ACTION ITEM: Below are some entries. Copy each line in them that holds "checked".

MATERIAL TO PROCESS:
==================================================

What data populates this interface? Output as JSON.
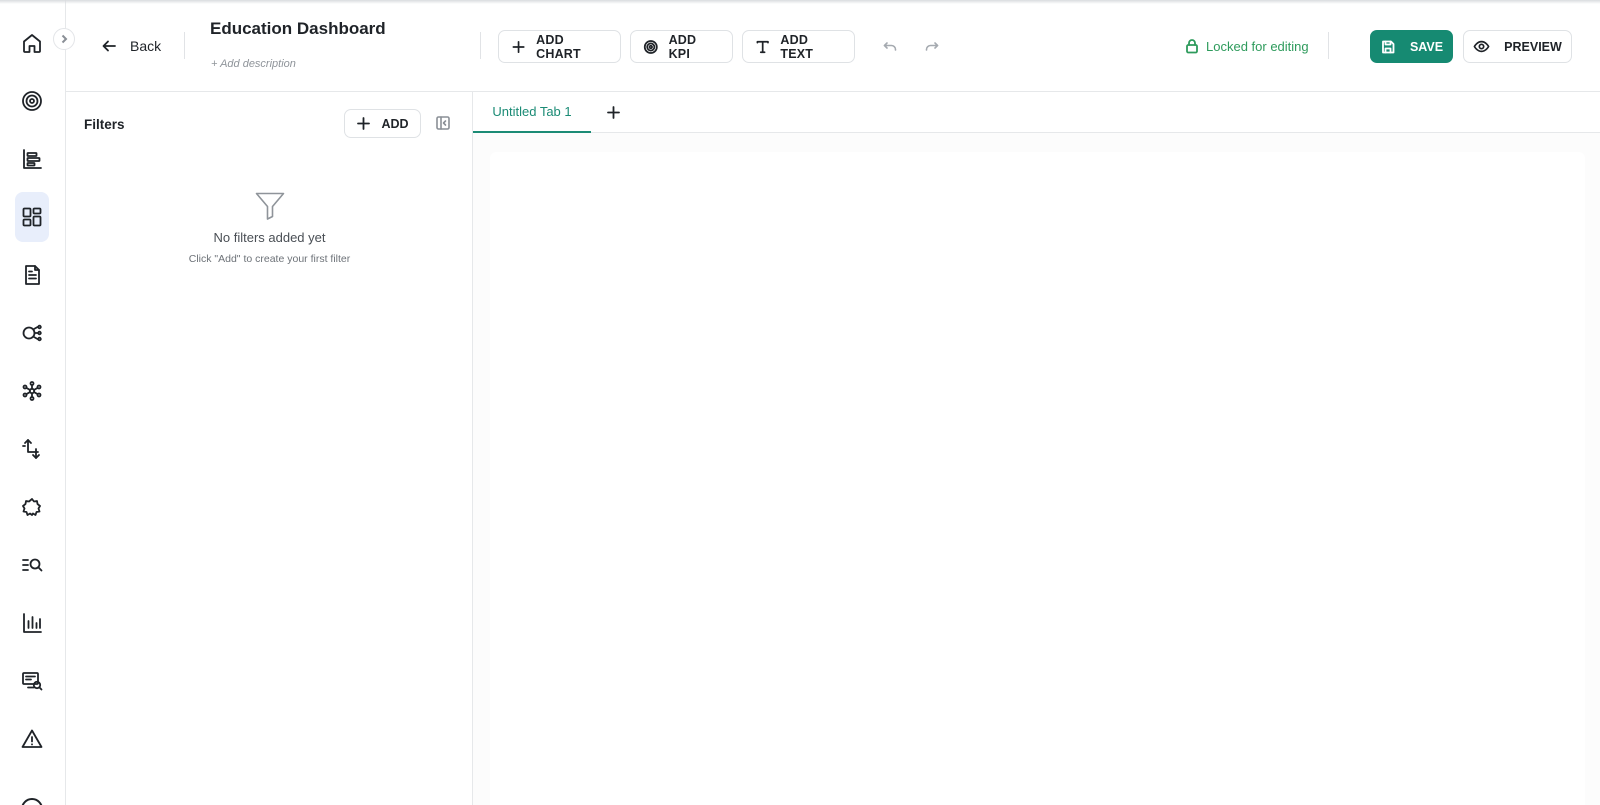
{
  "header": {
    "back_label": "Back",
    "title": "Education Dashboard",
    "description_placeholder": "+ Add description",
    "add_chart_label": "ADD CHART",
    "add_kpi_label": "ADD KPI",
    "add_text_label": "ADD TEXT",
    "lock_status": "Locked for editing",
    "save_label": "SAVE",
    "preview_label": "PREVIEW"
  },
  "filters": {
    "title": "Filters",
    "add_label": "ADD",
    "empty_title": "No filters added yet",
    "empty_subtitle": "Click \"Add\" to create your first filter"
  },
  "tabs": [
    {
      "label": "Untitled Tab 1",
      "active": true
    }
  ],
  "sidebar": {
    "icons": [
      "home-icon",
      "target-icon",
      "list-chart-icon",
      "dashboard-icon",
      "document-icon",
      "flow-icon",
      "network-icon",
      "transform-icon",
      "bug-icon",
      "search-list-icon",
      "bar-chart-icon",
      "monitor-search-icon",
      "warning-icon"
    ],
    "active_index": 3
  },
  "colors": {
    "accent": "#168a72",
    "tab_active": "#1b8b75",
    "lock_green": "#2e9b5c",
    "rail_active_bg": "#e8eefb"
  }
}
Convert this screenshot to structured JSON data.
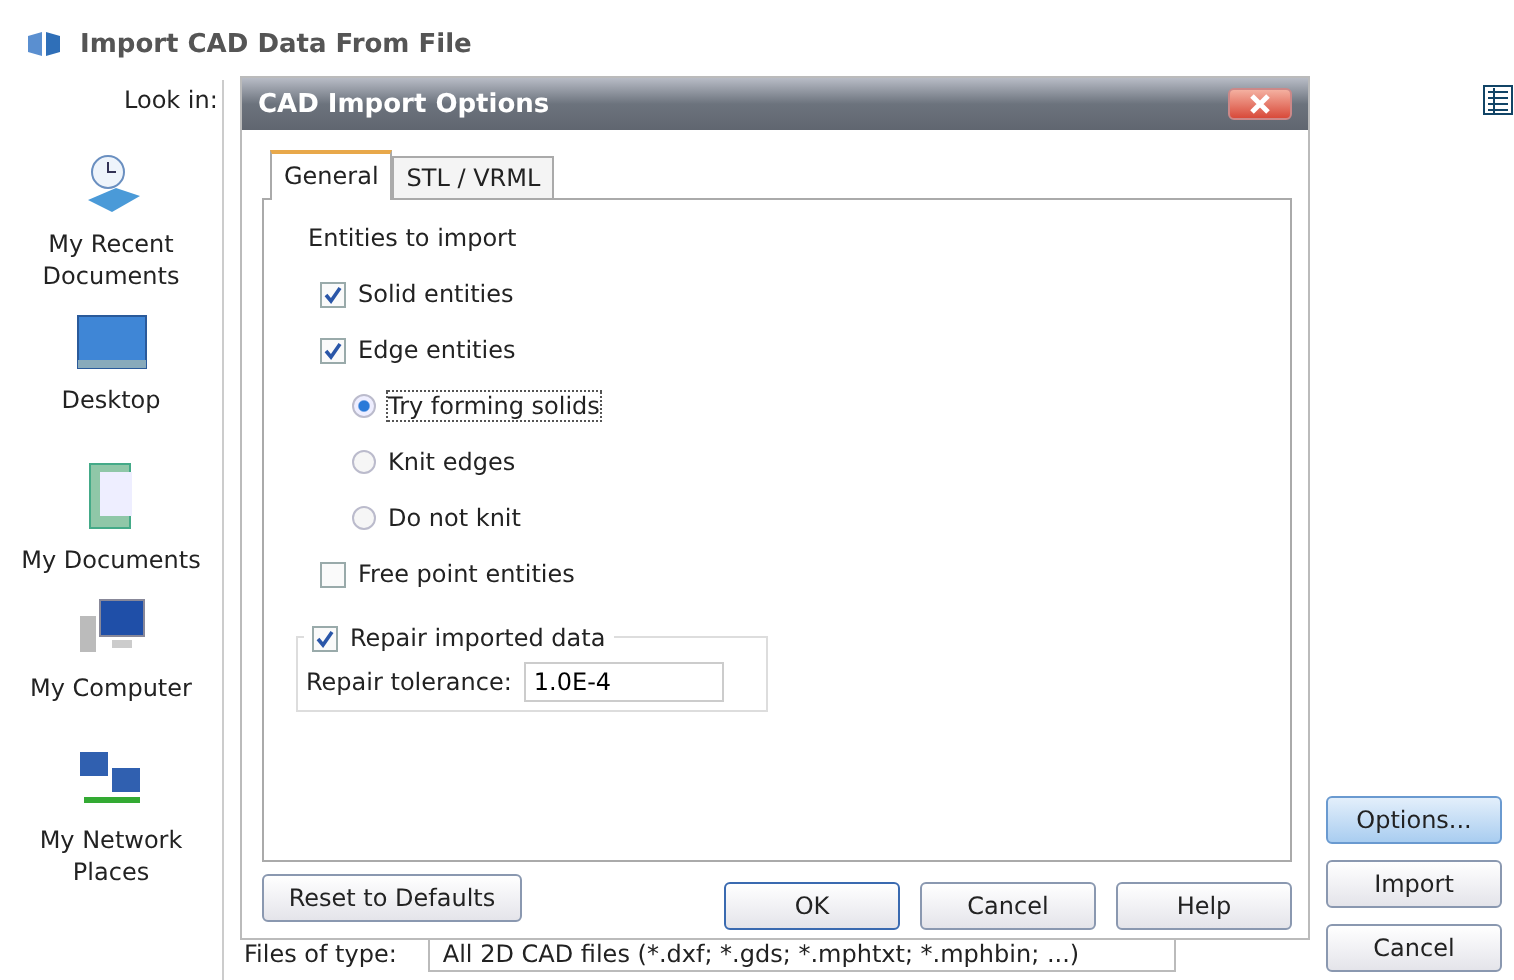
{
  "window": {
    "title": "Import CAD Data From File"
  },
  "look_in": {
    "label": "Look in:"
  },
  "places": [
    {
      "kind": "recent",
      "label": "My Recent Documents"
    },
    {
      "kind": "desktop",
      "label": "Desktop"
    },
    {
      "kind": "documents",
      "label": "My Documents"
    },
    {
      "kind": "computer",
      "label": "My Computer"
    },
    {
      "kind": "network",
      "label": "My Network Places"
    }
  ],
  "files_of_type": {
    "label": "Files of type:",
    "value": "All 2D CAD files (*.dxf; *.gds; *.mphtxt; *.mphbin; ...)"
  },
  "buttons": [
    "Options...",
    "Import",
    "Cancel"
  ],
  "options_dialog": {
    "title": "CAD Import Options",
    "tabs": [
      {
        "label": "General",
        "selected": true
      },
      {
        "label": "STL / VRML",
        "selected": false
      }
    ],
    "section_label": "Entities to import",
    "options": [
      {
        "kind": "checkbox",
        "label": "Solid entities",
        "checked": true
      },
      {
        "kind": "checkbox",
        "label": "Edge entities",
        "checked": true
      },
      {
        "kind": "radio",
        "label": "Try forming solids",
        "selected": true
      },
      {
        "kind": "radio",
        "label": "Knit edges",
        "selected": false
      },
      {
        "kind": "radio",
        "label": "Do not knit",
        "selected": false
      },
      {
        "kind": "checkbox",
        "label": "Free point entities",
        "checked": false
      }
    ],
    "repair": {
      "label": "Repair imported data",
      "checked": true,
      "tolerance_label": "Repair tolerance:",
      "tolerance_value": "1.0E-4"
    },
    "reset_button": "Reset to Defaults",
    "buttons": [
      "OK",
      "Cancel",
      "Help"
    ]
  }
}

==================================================

YOUR SOLUTION:
        "checked": true
        "checked": true
        "checked": false
      "checked": true,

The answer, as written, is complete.